* Problem description:
Copy each line below containing "caption".

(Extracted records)
════════
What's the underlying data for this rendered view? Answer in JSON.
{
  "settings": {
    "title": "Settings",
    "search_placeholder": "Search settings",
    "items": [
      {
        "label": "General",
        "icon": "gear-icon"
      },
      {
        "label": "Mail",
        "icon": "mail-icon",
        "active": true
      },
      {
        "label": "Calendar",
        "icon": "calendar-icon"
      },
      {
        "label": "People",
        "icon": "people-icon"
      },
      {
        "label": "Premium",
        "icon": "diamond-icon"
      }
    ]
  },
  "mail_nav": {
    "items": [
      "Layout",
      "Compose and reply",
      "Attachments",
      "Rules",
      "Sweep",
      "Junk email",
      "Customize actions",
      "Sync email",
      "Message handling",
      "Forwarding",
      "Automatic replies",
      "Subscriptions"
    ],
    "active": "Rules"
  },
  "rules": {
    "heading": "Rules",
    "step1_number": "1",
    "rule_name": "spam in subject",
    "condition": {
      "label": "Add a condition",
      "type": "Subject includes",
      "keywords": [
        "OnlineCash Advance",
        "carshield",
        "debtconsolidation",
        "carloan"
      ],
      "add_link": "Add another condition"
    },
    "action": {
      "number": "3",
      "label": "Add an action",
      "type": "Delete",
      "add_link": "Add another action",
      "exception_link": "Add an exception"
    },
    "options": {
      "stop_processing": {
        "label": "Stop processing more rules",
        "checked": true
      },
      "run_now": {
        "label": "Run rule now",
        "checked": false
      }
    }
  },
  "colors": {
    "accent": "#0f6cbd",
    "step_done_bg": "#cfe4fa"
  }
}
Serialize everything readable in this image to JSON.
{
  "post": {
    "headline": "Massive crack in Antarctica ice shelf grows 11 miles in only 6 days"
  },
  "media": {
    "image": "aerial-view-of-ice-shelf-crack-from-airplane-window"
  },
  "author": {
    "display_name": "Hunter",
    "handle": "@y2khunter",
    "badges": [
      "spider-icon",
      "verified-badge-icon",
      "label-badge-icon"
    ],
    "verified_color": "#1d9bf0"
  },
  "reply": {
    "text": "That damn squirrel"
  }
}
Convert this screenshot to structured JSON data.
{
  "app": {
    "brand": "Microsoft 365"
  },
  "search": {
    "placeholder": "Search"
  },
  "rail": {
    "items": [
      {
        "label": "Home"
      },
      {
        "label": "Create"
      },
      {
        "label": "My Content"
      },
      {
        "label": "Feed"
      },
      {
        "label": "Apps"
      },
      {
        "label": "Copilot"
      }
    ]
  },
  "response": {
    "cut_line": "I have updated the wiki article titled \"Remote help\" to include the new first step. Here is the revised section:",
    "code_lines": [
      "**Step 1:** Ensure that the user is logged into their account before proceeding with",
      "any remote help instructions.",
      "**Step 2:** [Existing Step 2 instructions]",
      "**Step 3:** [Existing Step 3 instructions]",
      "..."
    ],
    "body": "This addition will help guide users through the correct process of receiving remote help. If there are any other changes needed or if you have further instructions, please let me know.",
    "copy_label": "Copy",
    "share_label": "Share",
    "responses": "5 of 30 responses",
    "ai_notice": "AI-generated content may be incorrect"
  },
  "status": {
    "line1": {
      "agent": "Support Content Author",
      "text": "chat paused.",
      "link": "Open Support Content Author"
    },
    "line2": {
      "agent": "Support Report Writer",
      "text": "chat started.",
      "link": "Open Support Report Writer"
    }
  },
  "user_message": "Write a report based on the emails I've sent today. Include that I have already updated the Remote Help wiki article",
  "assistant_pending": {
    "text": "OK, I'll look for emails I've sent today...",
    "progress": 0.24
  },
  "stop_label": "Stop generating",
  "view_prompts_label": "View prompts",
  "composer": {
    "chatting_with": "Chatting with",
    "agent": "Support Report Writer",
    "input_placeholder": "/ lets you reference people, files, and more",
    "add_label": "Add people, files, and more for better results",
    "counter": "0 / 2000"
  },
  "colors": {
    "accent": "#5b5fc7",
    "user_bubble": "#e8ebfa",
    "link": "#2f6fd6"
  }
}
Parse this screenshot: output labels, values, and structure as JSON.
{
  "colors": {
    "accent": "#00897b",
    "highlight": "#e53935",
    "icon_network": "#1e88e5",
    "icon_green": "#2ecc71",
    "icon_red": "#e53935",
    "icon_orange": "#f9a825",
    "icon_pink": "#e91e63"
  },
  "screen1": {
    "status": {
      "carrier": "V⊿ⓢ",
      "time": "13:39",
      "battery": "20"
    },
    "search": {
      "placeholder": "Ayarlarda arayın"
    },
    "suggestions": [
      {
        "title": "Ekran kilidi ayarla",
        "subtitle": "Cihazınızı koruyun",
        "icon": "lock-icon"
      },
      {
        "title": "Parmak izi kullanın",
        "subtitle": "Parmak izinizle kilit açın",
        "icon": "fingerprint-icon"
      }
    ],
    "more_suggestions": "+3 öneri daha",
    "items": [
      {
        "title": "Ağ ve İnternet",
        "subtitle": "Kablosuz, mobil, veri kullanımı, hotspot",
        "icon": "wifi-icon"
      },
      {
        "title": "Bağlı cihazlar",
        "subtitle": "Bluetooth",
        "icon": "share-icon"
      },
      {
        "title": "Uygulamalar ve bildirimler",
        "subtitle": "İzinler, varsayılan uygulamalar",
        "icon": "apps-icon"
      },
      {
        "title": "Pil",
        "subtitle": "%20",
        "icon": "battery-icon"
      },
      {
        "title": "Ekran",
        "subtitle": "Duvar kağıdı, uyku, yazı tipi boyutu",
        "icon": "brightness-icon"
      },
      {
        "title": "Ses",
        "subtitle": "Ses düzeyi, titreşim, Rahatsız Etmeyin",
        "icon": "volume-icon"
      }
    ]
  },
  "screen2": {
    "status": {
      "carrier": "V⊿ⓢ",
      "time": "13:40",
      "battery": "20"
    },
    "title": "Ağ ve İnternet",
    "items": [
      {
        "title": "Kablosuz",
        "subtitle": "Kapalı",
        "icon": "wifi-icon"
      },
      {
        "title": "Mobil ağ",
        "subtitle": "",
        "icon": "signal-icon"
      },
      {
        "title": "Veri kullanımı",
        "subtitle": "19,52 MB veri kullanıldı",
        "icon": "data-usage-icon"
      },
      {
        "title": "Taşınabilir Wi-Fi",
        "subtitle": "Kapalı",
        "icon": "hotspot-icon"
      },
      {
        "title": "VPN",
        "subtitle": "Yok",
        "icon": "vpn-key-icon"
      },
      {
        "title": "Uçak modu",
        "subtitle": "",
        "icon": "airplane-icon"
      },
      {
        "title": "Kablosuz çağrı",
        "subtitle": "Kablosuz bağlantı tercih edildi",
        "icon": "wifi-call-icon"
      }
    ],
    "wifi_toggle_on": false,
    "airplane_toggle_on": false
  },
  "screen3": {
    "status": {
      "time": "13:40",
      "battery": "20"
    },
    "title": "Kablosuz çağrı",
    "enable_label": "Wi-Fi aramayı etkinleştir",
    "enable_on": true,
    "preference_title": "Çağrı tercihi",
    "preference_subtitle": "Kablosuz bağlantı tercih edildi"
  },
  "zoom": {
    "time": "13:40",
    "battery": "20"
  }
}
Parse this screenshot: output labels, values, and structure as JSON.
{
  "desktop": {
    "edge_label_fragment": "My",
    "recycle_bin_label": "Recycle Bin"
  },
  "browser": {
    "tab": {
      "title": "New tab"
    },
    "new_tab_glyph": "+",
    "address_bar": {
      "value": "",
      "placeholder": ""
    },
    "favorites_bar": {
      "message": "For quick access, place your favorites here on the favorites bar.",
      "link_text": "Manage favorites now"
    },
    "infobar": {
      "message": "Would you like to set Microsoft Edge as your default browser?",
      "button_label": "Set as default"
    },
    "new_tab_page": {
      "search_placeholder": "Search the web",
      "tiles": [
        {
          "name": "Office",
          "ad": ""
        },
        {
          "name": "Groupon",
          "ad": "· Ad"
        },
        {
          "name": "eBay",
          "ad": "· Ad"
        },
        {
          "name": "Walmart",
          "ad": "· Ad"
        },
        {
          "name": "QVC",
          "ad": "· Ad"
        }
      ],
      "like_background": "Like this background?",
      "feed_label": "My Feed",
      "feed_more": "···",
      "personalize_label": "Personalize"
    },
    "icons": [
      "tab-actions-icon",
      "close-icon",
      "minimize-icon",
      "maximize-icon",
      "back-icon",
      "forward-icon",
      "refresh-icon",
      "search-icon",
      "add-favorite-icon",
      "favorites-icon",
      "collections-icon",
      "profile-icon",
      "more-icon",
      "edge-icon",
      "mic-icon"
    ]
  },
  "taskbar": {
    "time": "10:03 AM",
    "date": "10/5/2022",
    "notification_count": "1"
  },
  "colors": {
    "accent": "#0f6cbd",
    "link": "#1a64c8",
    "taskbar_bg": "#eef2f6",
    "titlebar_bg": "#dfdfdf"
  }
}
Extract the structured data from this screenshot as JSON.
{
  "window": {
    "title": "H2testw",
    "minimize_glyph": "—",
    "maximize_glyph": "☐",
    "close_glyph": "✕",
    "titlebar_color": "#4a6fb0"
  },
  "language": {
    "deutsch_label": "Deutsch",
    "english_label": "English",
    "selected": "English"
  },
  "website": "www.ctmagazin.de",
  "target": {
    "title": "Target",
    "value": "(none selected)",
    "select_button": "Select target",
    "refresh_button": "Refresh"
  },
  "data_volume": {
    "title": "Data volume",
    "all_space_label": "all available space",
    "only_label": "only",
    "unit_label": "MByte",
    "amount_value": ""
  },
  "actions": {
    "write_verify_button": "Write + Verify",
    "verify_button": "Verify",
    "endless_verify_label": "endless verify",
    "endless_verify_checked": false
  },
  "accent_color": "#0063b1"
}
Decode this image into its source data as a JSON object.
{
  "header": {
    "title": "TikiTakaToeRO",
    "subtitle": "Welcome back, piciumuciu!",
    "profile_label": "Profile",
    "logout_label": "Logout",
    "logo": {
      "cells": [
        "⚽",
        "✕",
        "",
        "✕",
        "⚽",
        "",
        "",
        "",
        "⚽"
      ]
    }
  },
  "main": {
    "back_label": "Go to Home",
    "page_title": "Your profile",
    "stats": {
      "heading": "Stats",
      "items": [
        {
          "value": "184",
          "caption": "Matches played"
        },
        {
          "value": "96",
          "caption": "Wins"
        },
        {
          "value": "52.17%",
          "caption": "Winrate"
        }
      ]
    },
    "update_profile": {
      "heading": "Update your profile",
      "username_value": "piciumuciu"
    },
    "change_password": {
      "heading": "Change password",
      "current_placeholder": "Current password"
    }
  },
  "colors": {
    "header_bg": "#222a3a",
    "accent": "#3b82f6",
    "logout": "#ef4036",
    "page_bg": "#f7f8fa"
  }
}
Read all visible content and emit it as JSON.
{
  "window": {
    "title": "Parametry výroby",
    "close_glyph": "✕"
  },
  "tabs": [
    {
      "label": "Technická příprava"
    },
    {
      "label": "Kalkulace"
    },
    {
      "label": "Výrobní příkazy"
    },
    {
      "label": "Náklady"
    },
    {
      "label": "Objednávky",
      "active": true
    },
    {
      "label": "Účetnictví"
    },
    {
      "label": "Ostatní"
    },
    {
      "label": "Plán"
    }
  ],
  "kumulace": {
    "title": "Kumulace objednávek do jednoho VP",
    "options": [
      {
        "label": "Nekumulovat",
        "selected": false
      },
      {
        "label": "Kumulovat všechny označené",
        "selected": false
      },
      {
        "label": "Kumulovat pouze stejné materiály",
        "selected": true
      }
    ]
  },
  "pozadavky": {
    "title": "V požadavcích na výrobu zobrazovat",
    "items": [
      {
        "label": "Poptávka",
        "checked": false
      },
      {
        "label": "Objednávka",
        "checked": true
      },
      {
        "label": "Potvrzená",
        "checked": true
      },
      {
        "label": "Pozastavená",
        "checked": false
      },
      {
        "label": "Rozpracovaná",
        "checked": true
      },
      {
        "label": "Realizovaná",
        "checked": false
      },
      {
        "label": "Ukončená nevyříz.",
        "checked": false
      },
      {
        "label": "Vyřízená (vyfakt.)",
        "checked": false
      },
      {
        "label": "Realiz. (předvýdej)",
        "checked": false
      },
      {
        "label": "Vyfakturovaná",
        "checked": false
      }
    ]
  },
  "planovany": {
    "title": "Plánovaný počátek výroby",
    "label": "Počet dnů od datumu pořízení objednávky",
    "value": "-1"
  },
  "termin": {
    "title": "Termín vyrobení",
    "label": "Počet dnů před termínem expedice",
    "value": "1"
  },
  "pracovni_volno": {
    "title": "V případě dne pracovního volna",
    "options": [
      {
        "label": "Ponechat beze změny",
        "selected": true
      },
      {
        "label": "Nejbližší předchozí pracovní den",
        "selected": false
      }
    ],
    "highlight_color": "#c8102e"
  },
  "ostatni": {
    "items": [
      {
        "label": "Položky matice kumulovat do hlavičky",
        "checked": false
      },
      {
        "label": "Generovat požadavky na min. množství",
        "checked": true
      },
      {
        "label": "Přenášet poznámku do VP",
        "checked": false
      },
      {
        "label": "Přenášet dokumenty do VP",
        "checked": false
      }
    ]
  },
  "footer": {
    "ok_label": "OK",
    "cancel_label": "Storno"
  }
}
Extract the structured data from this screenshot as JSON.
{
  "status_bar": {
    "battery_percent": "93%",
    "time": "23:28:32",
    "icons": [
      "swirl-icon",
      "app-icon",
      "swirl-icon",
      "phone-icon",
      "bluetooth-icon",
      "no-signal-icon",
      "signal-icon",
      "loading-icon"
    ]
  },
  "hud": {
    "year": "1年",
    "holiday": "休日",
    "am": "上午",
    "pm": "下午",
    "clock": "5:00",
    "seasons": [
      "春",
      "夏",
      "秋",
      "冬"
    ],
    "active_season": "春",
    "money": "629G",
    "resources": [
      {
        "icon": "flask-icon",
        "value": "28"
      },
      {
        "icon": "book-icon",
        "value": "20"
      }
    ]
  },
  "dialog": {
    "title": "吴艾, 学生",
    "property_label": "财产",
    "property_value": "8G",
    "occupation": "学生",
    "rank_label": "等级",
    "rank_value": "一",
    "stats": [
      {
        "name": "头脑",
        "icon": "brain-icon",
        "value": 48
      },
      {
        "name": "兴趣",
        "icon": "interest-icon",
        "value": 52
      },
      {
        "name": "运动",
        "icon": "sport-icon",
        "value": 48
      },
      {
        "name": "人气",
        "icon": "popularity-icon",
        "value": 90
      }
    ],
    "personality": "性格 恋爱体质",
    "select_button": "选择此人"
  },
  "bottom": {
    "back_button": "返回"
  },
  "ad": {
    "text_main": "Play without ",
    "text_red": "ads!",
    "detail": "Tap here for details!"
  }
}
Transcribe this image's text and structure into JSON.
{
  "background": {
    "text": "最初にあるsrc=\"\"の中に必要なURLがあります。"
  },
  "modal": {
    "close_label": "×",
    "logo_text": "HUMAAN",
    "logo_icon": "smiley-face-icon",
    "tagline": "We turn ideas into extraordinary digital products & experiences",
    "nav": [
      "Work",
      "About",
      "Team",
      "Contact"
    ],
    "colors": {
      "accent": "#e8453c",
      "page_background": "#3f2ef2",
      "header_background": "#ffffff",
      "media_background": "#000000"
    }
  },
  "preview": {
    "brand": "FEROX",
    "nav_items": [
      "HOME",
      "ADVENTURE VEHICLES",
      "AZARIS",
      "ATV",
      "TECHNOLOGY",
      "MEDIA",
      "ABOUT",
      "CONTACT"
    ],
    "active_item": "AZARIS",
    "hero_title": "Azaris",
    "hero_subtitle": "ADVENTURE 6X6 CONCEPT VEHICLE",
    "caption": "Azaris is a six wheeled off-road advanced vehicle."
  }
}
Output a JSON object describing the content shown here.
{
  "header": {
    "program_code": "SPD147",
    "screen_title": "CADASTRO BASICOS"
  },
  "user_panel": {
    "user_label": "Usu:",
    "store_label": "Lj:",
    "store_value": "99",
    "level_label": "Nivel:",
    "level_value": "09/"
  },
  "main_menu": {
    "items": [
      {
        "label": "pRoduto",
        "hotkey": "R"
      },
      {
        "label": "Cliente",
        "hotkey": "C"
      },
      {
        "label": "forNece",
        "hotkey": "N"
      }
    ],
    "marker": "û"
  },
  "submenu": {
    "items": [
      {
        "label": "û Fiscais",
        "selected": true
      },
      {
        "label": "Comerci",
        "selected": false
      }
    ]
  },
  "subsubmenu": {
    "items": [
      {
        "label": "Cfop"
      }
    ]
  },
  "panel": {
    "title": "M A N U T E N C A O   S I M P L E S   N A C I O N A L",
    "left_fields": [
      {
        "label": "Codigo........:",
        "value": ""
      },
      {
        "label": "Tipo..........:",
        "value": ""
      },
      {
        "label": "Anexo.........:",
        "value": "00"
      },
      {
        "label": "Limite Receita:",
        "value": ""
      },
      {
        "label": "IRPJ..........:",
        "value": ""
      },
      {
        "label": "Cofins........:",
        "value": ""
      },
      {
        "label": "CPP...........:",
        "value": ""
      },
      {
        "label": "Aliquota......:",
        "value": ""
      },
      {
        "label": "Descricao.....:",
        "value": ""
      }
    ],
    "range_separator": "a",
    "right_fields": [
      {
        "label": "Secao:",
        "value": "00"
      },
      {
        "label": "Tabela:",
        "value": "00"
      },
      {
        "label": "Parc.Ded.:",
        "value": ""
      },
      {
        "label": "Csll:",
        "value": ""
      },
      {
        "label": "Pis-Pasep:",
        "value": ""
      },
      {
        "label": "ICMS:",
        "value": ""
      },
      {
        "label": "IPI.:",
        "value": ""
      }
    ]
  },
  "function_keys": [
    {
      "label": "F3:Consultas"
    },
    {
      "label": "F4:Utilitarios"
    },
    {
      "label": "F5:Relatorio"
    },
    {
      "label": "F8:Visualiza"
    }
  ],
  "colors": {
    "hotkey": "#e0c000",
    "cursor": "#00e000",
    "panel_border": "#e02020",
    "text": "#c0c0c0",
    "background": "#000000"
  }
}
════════
* Exercise answer:
          "caption": "Matches played"
          "caption": "Wins"
          "caption": "Winrate"
    "caption": "Azaris is a six wheeled off-road advanced vehicle."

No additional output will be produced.